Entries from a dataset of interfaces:
· · · · · · ·
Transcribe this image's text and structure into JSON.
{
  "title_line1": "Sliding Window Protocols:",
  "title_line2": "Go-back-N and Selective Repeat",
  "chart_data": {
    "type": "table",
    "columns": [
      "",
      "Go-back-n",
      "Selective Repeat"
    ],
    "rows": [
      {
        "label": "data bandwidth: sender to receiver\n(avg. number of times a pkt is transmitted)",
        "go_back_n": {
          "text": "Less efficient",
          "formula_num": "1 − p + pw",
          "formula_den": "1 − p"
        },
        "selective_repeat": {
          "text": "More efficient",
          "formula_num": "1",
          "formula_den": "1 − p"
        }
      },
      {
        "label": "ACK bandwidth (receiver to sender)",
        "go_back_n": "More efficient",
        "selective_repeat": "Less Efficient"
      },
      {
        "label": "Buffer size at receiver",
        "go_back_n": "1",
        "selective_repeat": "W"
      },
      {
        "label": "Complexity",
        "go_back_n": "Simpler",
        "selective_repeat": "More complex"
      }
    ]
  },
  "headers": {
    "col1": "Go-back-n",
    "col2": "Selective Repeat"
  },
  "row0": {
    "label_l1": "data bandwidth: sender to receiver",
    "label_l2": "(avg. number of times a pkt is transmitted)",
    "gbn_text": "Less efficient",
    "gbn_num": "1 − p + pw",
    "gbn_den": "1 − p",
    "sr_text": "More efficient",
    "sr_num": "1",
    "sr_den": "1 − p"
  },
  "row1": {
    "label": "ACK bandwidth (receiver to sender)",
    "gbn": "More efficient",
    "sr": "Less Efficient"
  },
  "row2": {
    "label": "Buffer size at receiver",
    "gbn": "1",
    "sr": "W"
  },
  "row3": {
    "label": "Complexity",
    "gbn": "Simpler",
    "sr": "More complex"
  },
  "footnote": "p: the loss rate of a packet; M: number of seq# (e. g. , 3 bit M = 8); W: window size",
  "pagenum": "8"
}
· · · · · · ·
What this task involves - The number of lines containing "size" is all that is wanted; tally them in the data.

Worked solution - 3